Well, plainly he did not, if taking trouble requires being present. To the Back of Beyond has an unusual chronological shape. Time moves far more slowly for Thomas than for Astrid. And while the first days and weeks of Thomas’s absence take up more than half the book, time accelerates as he winters near the Gotthard pass. There he finally reaches the top of the world, where harrowing and in this material world mutually exclusive events will take place. After that high point, so to speak, time for both hurtles at jet-speed. In the last few pages the children grow up, Thomas reaches retirement age, Astrid in her double life neither remarries nor goes back to work.

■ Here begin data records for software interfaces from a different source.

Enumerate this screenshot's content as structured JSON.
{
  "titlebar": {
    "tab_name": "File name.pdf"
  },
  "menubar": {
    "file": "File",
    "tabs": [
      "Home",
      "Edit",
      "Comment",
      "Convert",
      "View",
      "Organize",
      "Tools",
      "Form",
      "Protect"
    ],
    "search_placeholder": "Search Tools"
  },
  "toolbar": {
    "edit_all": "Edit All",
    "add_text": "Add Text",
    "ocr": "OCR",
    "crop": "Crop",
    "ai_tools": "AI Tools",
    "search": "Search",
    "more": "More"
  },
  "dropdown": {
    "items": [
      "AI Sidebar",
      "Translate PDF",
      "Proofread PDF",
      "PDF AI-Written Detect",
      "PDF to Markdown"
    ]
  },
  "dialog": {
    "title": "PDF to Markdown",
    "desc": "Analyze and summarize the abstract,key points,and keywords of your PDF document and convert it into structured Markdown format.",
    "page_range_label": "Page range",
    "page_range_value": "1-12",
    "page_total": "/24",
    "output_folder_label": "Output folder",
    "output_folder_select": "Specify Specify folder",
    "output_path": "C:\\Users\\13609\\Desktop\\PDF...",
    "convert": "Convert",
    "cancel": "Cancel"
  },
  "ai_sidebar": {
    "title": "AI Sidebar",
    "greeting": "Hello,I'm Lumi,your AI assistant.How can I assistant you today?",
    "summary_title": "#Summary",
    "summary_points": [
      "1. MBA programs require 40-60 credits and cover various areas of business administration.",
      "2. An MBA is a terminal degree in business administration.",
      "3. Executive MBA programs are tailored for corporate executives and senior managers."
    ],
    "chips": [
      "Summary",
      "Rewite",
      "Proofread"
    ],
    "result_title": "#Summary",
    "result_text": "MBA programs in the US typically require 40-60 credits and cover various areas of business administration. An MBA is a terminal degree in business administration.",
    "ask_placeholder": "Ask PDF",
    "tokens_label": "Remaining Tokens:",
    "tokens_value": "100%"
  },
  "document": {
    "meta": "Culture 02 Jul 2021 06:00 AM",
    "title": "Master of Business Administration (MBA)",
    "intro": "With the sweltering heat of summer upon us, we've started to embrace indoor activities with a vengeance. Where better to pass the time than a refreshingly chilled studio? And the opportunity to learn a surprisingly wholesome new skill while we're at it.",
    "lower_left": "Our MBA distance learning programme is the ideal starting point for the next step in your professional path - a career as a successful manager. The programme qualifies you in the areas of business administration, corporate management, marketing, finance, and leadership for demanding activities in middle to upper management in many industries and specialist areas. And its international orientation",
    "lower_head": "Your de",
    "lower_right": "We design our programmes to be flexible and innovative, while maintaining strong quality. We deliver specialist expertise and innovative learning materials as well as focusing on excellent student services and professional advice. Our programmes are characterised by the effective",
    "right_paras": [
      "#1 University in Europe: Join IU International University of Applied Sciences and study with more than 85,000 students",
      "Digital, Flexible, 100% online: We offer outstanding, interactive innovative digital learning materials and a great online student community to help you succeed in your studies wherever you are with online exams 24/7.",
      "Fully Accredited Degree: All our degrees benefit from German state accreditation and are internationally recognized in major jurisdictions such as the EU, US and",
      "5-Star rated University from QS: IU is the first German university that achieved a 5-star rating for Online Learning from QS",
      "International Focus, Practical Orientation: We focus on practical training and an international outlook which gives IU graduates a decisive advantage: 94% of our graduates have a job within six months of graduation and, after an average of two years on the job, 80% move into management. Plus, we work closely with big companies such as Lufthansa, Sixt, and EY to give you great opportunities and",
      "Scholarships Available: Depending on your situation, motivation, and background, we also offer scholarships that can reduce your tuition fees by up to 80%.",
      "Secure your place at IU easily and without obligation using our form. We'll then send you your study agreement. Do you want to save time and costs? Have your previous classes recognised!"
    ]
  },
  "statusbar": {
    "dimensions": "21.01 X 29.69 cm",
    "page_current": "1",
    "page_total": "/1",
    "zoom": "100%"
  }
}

The unquestioning Thomas is the ostensible enigma here. But Astrid poses a puzzle of her own. Why is she utterly accepting of her man’s cruel behavior, although at one point seeking the fault in herself? Wouldn’t a real woman at least find friendships, return to her congenial work as a bookseller, even if she doesn’t want another mate? Astrid’s passive acceptance is distancing, even invalidating; despite her erotic memories she seems more symbol than flesh and blood. This, added to the deliberate lack of resolution with which the book ends, diminishes an otherwise closely observed and engrossing novel. The reader eager to discover Peter Stamm might do worse than start with Agnes.
Kai Maristed studied political philosophy in Germany, and now lives in Paris and Massachusetts. She has reviewed for the Los Angeles Times, the New York Times, and other papers. Her books include the short story collection Belong to Me, and Broken Ground, set in Berlin. Recent pieces are The Toubaab, in Consequence, and Tyger, Tyger in the Southwest Review. Read Kai’s Paris-centric take on politics and the arts here.